*** Source data

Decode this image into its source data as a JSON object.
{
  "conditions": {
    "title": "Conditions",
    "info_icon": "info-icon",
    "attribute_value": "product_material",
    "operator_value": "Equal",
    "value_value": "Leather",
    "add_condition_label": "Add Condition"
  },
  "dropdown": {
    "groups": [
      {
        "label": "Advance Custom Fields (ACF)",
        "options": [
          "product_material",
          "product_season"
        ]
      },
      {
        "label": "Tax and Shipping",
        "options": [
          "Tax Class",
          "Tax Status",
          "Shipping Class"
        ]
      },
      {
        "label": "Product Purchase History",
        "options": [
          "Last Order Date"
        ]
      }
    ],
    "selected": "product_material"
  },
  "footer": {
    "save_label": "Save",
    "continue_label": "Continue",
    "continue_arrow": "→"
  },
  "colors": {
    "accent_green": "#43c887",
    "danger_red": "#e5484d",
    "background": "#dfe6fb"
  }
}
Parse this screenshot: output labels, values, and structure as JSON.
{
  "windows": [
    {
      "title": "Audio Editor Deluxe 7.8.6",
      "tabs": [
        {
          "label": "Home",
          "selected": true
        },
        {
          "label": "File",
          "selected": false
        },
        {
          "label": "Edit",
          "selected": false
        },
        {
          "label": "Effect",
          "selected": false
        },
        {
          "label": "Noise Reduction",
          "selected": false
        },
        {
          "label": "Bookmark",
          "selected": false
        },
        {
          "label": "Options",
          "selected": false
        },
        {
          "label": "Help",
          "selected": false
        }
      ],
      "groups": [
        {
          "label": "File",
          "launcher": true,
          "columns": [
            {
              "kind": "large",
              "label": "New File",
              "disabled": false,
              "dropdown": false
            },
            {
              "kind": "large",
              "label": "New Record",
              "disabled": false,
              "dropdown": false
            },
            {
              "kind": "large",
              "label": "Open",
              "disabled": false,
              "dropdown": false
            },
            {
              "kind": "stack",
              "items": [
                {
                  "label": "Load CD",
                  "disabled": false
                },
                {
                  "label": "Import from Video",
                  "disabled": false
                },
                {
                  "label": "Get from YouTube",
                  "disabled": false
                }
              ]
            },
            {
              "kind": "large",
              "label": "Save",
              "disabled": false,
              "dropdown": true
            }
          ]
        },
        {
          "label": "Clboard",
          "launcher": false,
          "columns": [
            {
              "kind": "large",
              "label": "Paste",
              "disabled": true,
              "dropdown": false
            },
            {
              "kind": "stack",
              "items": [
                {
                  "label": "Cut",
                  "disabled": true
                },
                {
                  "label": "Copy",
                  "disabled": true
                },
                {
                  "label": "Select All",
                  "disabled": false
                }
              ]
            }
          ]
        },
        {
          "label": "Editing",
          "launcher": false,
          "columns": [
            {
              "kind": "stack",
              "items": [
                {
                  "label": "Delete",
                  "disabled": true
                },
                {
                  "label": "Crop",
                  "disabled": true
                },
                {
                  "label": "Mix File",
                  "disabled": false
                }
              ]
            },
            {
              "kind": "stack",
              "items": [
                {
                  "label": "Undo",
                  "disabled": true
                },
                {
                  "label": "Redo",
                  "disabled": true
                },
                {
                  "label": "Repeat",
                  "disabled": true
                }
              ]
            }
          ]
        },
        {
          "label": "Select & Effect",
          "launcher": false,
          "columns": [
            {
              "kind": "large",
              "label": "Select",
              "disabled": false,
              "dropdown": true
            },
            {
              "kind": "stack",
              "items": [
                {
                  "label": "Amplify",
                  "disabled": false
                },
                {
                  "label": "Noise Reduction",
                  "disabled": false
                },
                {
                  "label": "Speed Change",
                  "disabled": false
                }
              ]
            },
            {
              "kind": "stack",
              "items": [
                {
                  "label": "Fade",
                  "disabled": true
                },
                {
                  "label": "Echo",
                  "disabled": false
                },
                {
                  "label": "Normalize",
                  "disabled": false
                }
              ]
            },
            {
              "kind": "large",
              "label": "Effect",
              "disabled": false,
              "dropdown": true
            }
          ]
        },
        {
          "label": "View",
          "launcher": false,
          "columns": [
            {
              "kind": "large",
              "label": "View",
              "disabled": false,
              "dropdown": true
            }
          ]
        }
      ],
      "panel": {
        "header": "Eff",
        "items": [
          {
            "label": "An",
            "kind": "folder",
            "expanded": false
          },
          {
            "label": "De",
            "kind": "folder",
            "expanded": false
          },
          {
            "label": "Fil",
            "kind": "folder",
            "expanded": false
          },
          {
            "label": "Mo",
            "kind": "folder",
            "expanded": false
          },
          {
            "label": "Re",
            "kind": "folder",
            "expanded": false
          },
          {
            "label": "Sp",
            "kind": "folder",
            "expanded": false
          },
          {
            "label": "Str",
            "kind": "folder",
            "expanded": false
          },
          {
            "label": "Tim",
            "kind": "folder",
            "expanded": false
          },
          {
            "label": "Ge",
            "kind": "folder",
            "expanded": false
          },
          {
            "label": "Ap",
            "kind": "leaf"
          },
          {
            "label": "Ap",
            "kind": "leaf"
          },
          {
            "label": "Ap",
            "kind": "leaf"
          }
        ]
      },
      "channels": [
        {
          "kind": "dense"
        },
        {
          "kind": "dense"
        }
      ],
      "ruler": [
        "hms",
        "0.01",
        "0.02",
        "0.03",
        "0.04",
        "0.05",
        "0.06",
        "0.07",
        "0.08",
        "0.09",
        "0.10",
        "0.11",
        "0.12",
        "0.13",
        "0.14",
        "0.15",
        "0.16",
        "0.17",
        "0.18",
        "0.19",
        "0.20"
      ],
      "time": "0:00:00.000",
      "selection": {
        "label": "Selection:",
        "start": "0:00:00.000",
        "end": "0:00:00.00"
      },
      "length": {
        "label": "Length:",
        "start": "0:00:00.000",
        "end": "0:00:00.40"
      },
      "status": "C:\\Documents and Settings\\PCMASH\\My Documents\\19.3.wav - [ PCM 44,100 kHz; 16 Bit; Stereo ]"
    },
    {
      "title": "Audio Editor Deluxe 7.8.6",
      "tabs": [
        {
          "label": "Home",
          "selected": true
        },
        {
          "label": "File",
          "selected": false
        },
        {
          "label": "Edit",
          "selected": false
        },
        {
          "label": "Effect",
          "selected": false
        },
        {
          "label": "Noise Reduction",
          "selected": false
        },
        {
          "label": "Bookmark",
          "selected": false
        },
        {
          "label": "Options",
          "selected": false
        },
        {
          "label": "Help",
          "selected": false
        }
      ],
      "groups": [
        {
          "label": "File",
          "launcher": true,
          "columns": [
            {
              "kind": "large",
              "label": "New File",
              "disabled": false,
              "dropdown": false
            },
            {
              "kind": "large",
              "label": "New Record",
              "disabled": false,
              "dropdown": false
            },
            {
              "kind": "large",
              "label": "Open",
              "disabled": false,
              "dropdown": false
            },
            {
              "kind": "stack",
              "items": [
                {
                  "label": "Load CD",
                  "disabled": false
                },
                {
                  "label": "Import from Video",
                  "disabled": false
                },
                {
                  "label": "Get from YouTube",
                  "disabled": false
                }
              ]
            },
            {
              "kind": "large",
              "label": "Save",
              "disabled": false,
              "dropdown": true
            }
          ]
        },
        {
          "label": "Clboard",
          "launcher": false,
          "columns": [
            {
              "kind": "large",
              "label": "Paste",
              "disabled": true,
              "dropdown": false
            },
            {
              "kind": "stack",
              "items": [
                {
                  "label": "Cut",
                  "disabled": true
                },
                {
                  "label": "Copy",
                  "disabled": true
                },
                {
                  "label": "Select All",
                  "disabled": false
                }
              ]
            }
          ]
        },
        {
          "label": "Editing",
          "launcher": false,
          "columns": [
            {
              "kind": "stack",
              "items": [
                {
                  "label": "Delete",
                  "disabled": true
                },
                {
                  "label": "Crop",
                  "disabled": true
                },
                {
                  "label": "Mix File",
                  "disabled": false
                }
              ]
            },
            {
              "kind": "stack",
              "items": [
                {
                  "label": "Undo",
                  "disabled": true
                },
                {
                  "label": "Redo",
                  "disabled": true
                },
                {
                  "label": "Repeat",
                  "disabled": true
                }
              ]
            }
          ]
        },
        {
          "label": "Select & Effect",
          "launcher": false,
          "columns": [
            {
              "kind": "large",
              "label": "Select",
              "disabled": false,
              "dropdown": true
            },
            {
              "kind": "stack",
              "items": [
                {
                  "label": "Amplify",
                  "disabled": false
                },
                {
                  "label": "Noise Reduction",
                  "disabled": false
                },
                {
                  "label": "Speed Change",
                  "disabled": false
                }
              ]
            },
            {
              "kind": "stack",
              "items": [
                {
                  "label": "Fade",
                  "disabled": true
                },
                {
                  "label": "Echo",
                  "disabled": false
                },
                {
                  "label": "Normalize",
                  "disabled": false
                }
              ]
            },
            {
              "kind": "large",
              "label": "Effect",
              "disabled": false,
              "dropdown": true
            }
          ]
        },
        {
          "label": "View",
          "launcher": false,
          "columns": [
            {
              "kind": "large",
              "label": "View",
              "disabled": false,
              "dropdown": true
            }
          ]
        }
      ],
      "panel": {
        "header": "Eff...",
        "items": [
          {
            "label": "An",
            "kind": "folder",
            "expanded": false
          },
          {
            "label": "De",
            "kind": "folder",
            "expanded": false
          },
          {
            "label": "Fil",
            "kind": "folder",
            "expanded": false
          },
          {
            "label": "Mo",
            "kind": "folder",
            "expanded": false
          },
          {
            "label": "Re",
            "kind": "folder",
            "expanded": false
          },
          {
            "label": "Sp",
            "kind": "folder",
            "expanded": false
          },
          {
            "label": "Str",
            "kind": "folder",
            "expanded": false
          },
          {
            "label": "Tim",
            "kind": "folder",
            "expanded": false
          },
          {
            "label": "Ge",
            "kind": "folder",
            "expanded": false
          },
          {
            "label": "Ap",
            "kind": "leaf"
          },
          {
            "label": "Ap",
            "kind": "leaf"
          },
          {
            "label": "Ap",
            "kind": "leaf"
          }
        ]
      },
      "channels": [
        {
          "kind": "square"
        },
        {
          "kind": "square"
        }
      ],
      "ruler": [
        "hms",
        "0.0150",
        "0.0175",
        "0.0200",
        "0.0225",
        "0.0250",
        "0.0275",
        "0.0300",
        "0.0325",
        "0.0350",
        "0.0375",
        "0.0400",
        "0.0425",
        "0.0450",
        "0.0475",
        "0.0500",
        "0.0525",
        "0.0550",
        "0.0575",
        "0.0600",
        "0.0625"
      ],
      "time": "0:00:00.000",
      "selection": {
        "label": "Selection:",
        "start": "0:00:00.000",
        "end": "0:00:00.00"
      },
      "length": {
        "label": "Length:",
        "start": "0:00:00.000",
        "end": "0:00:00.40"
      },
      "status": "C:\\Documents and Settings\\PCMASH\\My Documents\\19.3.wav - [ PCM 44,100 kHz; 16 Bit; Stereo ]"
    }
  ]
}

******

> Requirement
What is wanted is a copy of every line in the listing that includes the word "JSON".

> Reply to the task
Decode this image into its source data as a JSON object.
Parse this screenshot: output labels, values, and structure as JSON.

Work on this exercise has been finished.